- Task to complete:
A single number is required: how many lines in the data below contain "JSON".

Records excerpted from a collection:
+ + + + + + +

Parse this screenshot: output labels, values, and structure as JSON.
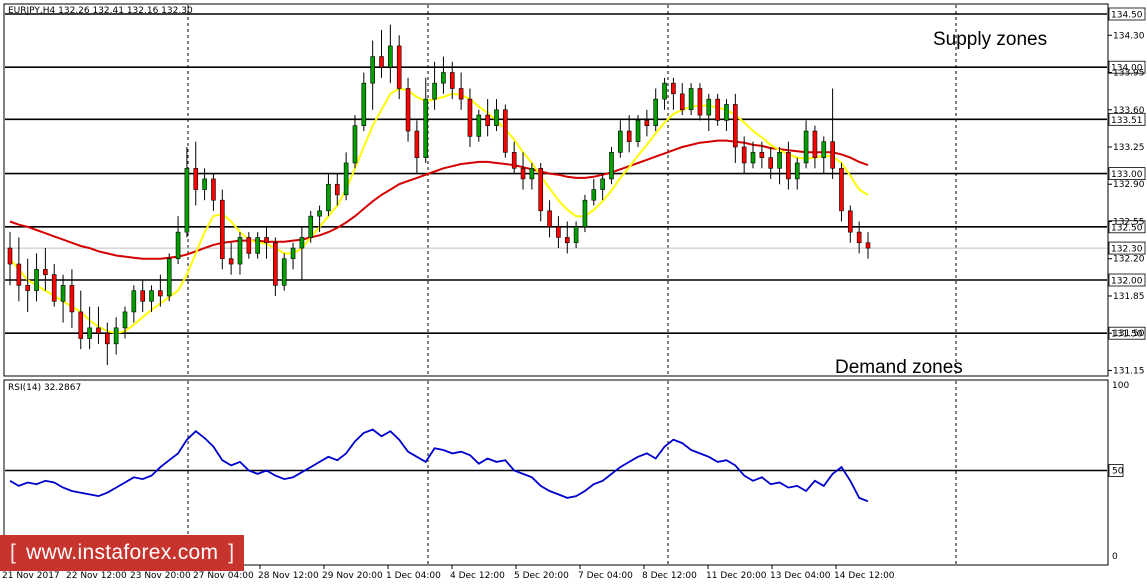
{
  "header": {
    "symbol_info": "EURJPY,H4  132.26 132.41 132.16 132.30",
    "rsi_info": "RSI(14) 32.2867"
  },
  "annotations": {
    "supply": "Supply zones",
    "demand": "Demand zones"
  },
  "logo": {
    "left_bracket": "[",
    "text": "www.instaforex.com",
    "right_bracket": "]"
  },
  "colors": {
    "bull": "#00a000",
    "bear": "#ff0000",
    "ma_fast": "#ffff00",
    "ma_slow": "#d40000",
    "rsi": "#0000cc",
    "level": "#000000"
  },
  "chart_data": [
    {
      "type": "candlestick",
      "symbol": "EURJPY",
      "timeframe": "H4",
      "ylim": [
        131.0,
        134.6
      ],
      "y_ticks": [
        "134.30",
        "133.95",
        "133.60",
        "133.25",
        "132.90",
        "132.55",
        "132.20",
        "131.85",
        "131.50",
        "131.15"
      ],
      "x_ticks": [
        "21 Nov 2017",
        "22 Nov 12:00",
        "23 Nov 20:00",
        "27 Nov 04:00",
        "28 Nov 12:00",
        "29 Nov 20:00",
        "1 Dec 04:00",
        "4 Dec 12:00",
        "5 Dec 20:00",
        "7 Dec 04:00",
        "8 Dec 12:00",
        "11 Dec 20:00",
        "13 Dec 04:00",
        "14 Dec 12:00"
      ],
      "levels": [
        "134.50",
        "134.00",
        "133.51",
        "133.00",
        "132.50",
        "132.00",
        "131.50"
      ],
      "current_price": "132.30",
      "candles_ohlc": [
        [
          132.3,
          132.45,
          131.95,
          132.15
        ],
        [
          132.15,
          132.4,
          131.8,
          131.95
        ],
        [
          131.95,
          132.2,
          131.7,
          131.9
        ],
        [
          131.9,
          132.25,
          131.8,
          132.1
        ],
        [
          132.1,
          132.3,
          131.9,
          132.05
        ],
        [
          132.05,
          132.15,
          131.75,
          131.8
        ],
        [
          131.8,
          132.05,
          131.6,
          131.95
        ],
        [
          131.95,
          132.1,
          131.55,
          131.7
        ],
        [
          131.7,
          131.9,
          131.35,
          131.45
        ],
        [
          131.45,
          131.75,
          131.35,
          131.55
        ],
        [
          131.55,
          131.75,
          131.4,
          131.5
        ],
        [
          131.5,
          131.6,
          131.2,
          131.4
        ],
        [
          131.4,
          131.65,
          131.3,
          131.55
        ],
        [
          131.55,
          131.75,
          131.45,
          131.7
        ],
        [
          131.7,
          131.95,
          131.6,
          131.9
        ],
        [
          131.9,
          132.0,
          131.7,
          131.8
        ],
        [
          131.8,
          131.95,
          131.7,
          131.9
        ],
        [
          131.9,
          132.05,
          131.75,
          131.85
        ],
        [
          131.85,
          132.25,
          131.8,
          132.2
        ],
        [
          132.2,
          132.6,
          132.15,
          132.45
        ],
        [
          132.45,
          133.25,
          132.4,
          133.05
        ],
        [
          133.05,
          133.3,
          132.7,
          132.85
        ],
        [
          132.85,
          133.05,
          132.75,
          132.95
        ],
        [
          132.95,
          133.0,
          132.65,
          132.75
        ],
        [
          132.75,
          132.85,
          132.1,
          132.2
        ],
        [
          132.2,
          132.35,
          132.05,
          132.15
        ],
        [
          132.15,
          132.45,
          132.05,
          132.4
        ],
        [
          132.4,
          132.45,
          132.2,
          132.25
        ],
        [
          132.25,
          132.45,
          132.2,
          132.4
        ],
        [
          132.4,
          132.5,
          132.2,
          132.35
        ],
        [
          132.35,
          132.4,
          131.85,
          131.95
        ],
        [
          131.95,
          132.25,
          131.9,
          132.2
        ],
        [
          132.2,
          132.35,
          132.1,
          132.3
        ],
        [
          132.3,
          132.5,
          132.0,
          132.4
        ],
        [
          132.4,
          132.65,
          132.35,
          132.6
        ],
        [
          132.6,
          132.7,
          132.45,
          132.65
        ],
        [
          132.65,
          133.0,
          132.6,
          132.9
        ],
        [
          132.9,
          133.0,
          132.7,
          132.8
        ],
        [
          132.8,
          133.2,
          132.75,
          133.1
        ],
        [
          133.1,
          133.55,
          133.05,
          133.45
        ],
        [
          133.45,
          133.95,
          133.4,
          133.85
        ],
        [
          133.85,
          134.25,
          133.6,
          134.1
        ],
        [
          134.1,
          134.35,
          133.9,
          134.0
        ],
        [
          134.0,
          134.4,
          133.85,
          134.2
        ],
        [
          134.2,
          134.3,
          133.7,
          133.8
        ],
        [
          133.8,
          133.9,
          133.3,
          133.4
        ],
        [
          133.4,
          133.5,
          133.0,
          133.15
        ],
        [
          133.15,
          133.9,
          133.1,
          133.7
        ],
        [
          133.7,
          134.05,
          133.6,
          133.85
        ],
        [
          133.85,
          134.1,
          133.75,
          133.95
        ],
        [
          133.95,
          134.05,
          133.7,
          133.8
        ],
        [
          133.8,
          133.95,
          133.6,
          133.7
        ],
        [
          133.7,
          133.8,
          133.25,
          133.35
        ],
        [
          133.35,
          133.6,
          133.3,
          133.55
        ],
        [
          133.55,
          133.7,
          133.35,
          133.45
        ],
        [
          133.45,
          133.7,
          133.4,
          133.6
        ],
        [
          133.6,
          133.65,
          133.15,
          133.2
        ],
        [
          133.2,
          133.3,
          133.0,
          133.05
        ],
        [
          133.05,
          133.2,
          132.85,
          132.95
        ],
        [
          132.95,
          133.1,
          132.85,
          133.05
        ],
        [
          133.05,
          133.1,
          132.55,
          132.65
        ],
        [
          132.65,
          132.75,
          132.4,
          132.5
        ],
        [
          132.5,
          132.6,
          132.3,
          132.4
        ],
        [
          132.4,
          132.55,
          132.25,
          132.35
        ],
        [
          132.35,
          132.55,
          132.3,
          132.5
        ],
        [
          132.5,
          132.8,
          132.45,
          132.75
        ],
        [
          132.75,
          132.95,
          132.7,
          132.85
        ],
        [
          132.85,
          133.0,
          132.75,
          132.95
        ],
        [
          132.95,
          133.25,
          132.9,
          133.2
        ],
        [
          133.2,
          133.5,
          133.15,
          133.4
        ],
        [
          133.4,
          133.55,
          133.2,
          133.3
        ],
        [
          133.3,
          133.55,
          133.25,
          133.5
        ],
        [
          133.5,
          133.6,
          133.35,
          133.45
        ],
        [
          133.45,
          133.8,
          133.4,
          133.7
        ],
        [
          133.7,
          133.9,
          133.6,
          133.85
        ],
        [
          133.85,
          133.9,
          133.6,
          133.75
        ],
        [
          133.75,
          133.85,
          133.55,
          133.6
        ],
        [
          133.6,
          133.85,
          133.55,
          133.8
        ],
        [
          133.8,
          133.85,
          133.5,
          133.55
        ],
        [
          133.55,
          133.75,
          133.4,
          133.7
        ],
        [
          133.7,
          133.75,
          133.45,
          133.5
        ],
        [
          133.5,
          133.7,
          133.4,
          133.65
        ],
        [
          133.65,
          133.75,
          133.1,
          133.25
        ],
        [
          133.25,
          133.35,
          133.0,
          133.1
        ],
        [
          133.1,
          133.3,
          133.05,
          133.2
        ],
        [
          133.2,
          133.3,
          133.05,
          133.15
        ],
        [
          133.15,
          133.25,
          132.95,
          133.05
        ],
        [
          133.05,
          133.25,
          132.9,
          133.2
        ],
        [
          133.2,
          133.3,
          132.85,
          132.95
        ],
        [
          132.95,
          133.15,
          132.85,
          133.1
        ],
        [
          133.1,
          133.5,
          133.05,
          133.4
        ],
        [
          133.4,
          133.45,
          133.05,
          133.15
        ],
        [
          133.15,
          133.35,
          133.0,
          133.3
        ],
        [
          133.3,
          133.8,
          132.95,
          133.05
        ],
        [
          133.05,
          133.1,
          132.55,
          132.65
        ],
        [
          132.65,
          132.7,
          132.35,
          132.45
        ],
        [
          132.45,
          132.55,
          132.25,
          132.35
        ],
        [
          132.35,
          132.45,
          132.2,
          132.3
        ]
      ],
      "sma_fast": [
        132.2,
        132.1,
        132.0,
        131.95,
        131.9,
        131.85,
        131.8,
        131.75,
        131.7,
        131.62,
        131.56,
        131.52,
        131.5,
        131.52,
        131.58,
        131.65,
        131.72,
        131.78,
        131.84,
        131.9,
        132.05,
        132.25,
        132.45,
        132.6,
        132.62,
        132.55,
        132.45,
        132.38,
        132.35,
        132.34,
        132.3,
        132.25,
        132.25,
        132.3,
        132.4,
        132.5,
        132.6,
        132.7,
        132.85,
        133.05,
        133.25,
        133.45,
        133.6,
        133.75,
        133.8,
        133.78,
        133.72,
        133.68,
        133.7,
        133.72,
        133.75,
        133.74,
        133.7,
        133.63,
        133.57,
        133.5,
        133.42,
        133.32,
        133.2,
        133.1,
        132.98,
        132.86,
        132.75,
        132.66,
        132.6,
        132.6,
        132.66,
        132.74,
        132.84,
        132.96,
        133.06,
        133.17,
        133.27,
        133.38,
        133.48,
        133.56,
        133.6,
        133.63,
        133.64,
        133.64,
        133.62,
        133.6,
        133.55,
        133.48,
        133.4,
        133.34,
        133.27,
        133.22,
        133.18,
        133.15,
        133.14,
        133.15,
        133.17,
        133.16,
        133.1,
        132.98,
        132.85,
        132.8
      ],
      "sma_slow": [
        132.55,
        132.52,
        132.5,
        132.47,
        132.44,
        132.41,
        132.38,
        132.35,
        132.32,
        132.3,
        132.27,
        132.25,
        132.23,
        132.22,
        132.21,
        132.2,
        132.2,
        132.2,
        132.21,
        132.22,
        132.24,
        132.27,
        132.3,
        132.33,
        132.35,
        132.36,
        132.37,
        132.37,
        132.37,
        132.36,
        132.36,
        132.36,
        132.37,
        132.38,
        132.4,
        132.42,
        132.45,
        132.49,
        132.54,
        132.6,
        132.67,
        132.74,
        132.8,
        132.85,
        132.9,
        132.93,
        132.96,
        132.99,
        133.02,
        133.05,
        133.07,
        133.09,
        133.1,
        133.11,
        133.11,
        133.1,
        133.09,
        133.08,
        133.06,
        133.04,
        133.02,
        133.0,
        132.99,
        132.97,
        132.96,
        132.96,
        132.97,
        132.99,
        133.01,
        133.04,
        133.07,
        133.1,
        133.13,
        133.16,
        133.19,
        133.22,
        133.25,
        133.27,
        133.29,
        133.3,
        133.31,
        133.31,
        133.3,
        133.29,
        133.27,
        133.26,
        133.24,
        133.23,
        133.22,
        133.21,
        133.2,
        133.2,
        133.2,
        133.2,
        133.18,
        133.15,
        133.11,
        133.08
      ]
    },
    {
      "type": "line",
      "title": "RSI(14) 32.2867",
      "ylim": [
        0,
        100
      ],
      "y_ticks": [
        "100",
        "50",
        "0"
      ],
      "reference_level": 50,
      "values": [
        44,
        41,
        43,
        42,
        44,
        43,
        40,
        38,
        37,
        36,
        35,
        37,
        40,
        43,
        46,
        45,
        47,
        52,
        56,
        60,
        68,
        73,
        69,
        64,
        56,
        53,
        55,
        50,
        48,
        50,
        47,
        45,
        46,
        49,
        52,
        55,
        58,
        56,
        60,
        67,
        72,
        74,
        70,
        73,
        68,
        61,
        58,
        55,
        63,
        62,
        60,
        61,
        59,
        54,
        57,
        55,
        56,
        50,
        48,
        46,
        41,
        38,
        36,
        34,
        35,
        38,
        42,
        44,
        48,
        52,
        55,
        58,
        60,
        57,
        64,
        68,
        66,
        62,
        60,
        58,
        55,
        56,
        53,
        47,
        44,
        46,
        42,
        43,
        40,
        41,
        38,
        44,
        41,
        48,
        52,
        44,
        34,
        32
      ]
    }
  ]
}
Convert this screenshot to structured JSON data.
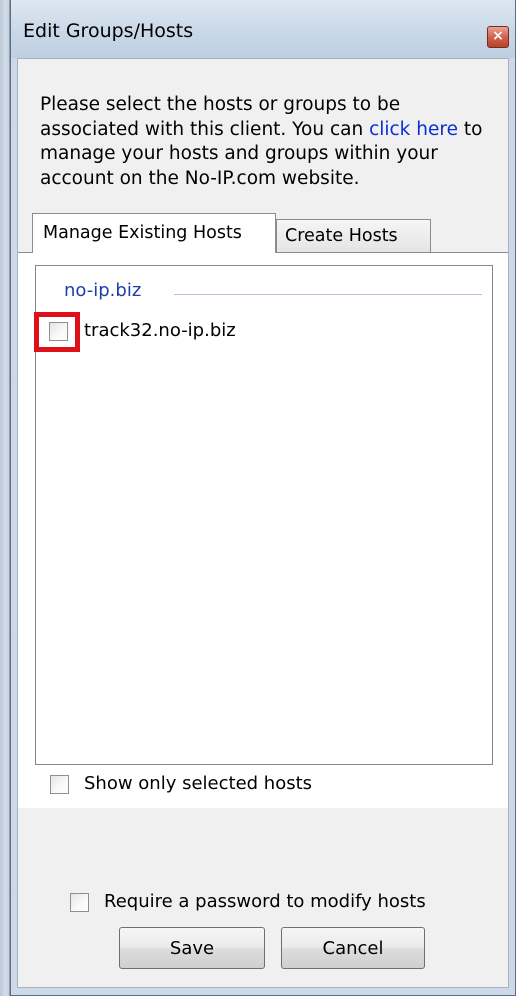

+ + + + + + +

- Answer section:
2